When a house burns up, it burns down. You fill a form by filling it out and an alarm clock goes off by going on. When the stars are out they are visible, but when the lights are out they are invisible. And why is it that when I wind up my watch, I start it, but when I wind up this essay, I end it?” (45-46, The passage is actually a quote from Richard Lederer’s book Crazy English: The Ultimate Joy Ride through Our Language.)

Strauss said early on that it is important that we use multiple translations. Why? For two reasons:

1) No translation captures all the meaning and,

2) All translations capture important aspects of meaning.

He gave a brief introduction to the two main translation philosophies: Formal Equivalence (Word-for-Word) and Functional Equivalence (thought-for-thought). He quickly disabused the notion that a literal translation is the accurate one. Part of this fallacy comes from thinking that words have one basic (literal) meaning. He asked us “What is the literal meaning of ‘key'”? For some it is an unlocking tool. But what about as a solution to a code, or a musical note, or a low offshore Island (Florida Keys)? Words don’t have a “literal” meaning they have a semantic range of meanings. He took as an example Mark 1:1 which reads, “The beginning of the gospel of Jesus Christ.” Looking at each of these words you could say a literal meaning is “The source of the news about Josh who was smeared with oil.” How do you know which is the better reading? Context.

Mark gave numerous examples from Spanish, French, German and Greek showing that the intent of a translator is to communicate the proper meaning of the phrase and not just replace words.  Mark also talked about the problem with translating idioms and collocations. Collocations are meanings achieved through a word’s relationship with another word. He offered the example with the word “make.” What can you “make” in English? “You can make pancakes, make trouble, make sergeant, make sense, make a shirt, make friends, make a place (catch), make a deal, make a difference, make a vow, make love, make a law, make someone leave, and make Paris in one day (= reach Paris in a day).” (How to Choose a Translation for All Its Worth, 51) To attempt a “literal” meaning of the word “make” would be futile.

Mark ended by noting the strengths of both a formal equivalent translation and a functional equivalent one. Both have a role to play. The former identifies the formal structures of the original languages and is a good source for beginning Greek students. It also shows repeated words and verbal allusions which can get lost in a functional equivalent translation. It can also reproduce important metaphors. The latter is good at communicating the meaning of the text and employs more natural language. It is also has the added advantage of clarity in its readings.

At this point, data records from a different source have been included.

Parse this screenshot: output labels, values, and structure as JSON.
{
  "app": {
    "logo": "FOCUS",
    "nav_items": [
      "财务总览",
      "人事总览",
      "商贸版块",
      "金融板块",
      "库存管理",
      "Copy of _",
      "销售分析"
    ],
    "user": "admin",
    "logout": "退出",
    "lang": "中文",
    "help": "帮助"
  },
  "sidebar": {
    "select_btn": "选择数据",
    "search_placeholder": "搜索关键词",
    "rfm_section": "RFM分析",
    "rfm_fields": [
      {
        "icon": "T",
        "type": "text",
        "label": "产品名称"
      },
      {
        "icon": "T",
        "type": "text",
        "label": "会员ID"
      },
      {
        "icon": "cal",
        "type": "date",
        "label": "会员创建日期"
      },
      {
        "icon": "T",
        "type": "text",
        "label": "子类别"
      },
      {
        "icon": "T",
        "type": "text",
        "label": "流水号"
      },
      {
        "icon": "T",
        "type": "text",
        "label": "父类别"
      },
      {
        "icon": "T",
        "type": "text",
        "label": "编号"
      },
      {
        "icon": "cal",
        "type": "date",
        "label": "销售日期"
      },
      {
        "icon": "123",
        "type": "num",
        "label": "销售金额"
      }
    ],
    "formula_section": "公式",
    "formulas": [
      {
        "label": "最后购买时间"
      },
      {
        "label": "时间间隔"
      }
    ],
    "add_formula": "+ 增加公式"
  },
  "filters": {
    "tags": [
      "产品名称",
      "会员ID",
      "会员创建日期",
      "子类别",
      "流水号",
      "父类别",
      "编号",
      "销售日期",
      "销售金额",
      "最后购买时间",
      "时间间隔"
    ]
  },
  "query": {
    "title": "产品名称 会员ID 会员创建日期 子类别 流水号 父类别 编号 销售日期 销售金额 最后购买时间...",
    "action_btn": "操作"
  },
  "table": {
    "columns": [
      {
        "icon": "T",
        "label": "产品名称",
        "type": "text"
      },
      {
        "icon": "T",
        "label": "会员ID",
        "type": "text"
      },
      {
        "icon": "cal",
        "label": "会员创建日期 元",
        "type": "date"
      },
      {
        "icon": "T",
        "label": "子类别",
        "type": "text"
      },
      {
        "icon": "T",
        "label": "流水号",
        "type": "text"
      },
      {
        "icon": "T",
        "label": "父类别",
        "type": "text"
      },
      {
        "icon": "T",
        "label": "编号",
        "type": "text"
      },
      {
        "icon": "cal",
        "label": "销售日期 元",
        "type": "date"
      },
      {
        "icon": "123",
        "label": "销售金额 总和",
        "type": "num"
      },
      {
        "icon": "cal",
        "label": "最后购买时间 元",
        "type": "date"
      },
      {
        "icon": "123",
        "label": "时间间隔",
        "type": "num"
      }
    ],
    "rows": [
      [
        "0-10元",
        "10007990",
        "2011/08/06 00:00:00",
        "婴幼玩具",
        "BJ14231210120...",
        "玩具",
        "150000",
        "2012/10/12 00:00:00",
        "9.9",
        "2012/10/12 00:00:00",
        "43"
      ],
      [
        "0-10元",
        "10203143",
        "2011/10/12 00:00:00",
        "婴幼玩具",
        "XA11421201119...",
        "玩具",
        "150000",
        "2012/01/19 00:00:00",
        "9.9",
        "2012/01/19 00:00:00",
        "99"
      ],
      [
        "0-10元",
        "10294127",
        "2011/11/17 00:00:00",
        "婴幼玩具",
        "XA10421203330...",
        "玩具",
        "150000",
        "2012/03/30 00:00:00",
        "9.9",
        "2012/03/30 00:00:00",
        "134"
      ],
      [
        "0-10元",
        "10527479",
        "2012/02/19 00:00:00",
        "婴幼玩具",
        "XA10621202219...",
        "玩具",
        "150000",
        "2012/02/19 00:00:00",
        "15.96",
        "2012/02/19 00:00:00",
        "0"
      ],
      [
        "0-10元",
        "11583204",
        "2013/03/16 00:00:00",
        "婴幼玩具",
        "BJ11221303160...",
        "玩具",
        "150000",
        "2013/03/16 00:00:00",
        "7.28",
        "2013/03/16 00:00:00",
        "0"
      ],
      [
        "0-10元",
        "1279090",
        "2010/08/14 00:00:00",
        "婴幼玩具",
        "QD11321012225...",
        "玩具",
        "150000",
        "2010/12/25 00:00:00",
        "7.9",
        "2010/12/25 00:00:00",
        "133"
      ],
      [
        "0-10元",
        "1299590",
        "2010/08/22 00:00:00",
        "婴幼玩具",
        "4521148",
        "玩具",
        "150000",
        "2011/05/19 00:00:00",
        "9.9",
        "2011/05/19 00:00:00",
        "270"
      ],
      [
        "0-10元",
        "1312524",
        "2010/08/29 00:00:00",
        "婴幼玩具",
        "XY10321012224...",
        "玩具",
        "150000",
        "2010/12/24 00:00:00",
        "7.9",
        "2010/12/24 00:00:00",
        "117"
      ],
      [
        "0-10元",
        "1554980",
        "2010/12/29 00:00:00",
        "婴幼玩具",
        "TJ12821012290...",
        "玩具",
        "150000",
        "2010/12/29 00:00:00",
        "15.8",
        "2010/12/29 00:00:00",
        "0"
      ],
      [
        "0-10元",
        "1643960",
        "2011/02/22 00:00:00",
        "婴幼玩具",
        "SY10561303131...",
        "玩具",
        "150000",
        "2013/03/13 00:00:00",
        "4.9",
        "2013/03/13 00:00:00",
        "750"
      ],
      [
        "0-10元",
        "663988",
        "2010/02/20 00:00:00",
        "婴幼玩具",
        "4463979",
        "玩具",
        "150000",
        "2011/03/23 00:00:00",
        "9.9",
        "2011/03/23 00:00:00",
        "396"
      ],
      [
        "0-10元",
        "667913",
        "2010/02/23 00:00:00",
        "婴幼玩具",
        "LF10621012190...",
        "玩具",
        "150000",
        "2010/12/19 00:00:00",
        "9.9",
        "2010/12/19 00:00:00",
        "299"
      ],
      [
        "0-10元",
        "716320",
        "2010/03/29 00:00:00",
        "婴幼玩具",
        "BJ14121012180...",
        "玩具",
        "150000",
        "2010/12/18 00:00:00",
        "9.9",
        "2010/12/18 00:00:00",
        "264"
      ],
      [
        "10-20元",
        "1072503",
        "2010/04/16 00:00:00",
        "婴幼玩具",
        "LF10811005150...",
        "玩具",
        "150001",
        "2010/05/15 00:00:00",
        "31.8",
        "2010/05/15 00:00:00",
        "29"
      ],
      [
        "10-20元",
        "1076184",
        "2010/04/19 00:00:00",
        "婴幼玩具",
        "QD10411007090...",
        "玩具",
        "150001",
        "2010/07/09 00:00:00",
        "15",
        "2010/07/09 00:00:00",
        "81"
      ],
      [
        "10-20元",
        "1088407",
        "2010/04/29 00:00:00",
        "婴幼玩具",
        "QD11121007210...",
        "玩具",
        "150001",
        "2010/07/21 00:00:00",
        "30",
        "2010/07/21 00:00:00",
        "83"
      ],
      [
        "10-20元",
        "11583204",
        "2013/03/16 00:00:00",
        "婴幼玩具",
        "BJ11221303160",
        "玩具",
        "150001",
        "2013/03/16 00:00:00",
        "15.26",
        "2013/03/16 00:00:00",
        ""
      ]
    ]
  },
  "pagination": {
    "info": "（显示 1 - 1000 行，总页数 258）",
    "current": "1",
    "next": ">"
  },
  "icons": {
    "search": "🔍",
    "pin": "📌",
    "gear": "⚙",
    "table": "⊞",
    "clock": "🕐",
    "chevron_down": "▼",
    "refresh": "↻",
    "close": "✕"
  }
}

I thoroughly enjoyed the night. Thanks so much to Mark for taking time from his schedule to be with us and to Baker Publishing Group for making the arrangements.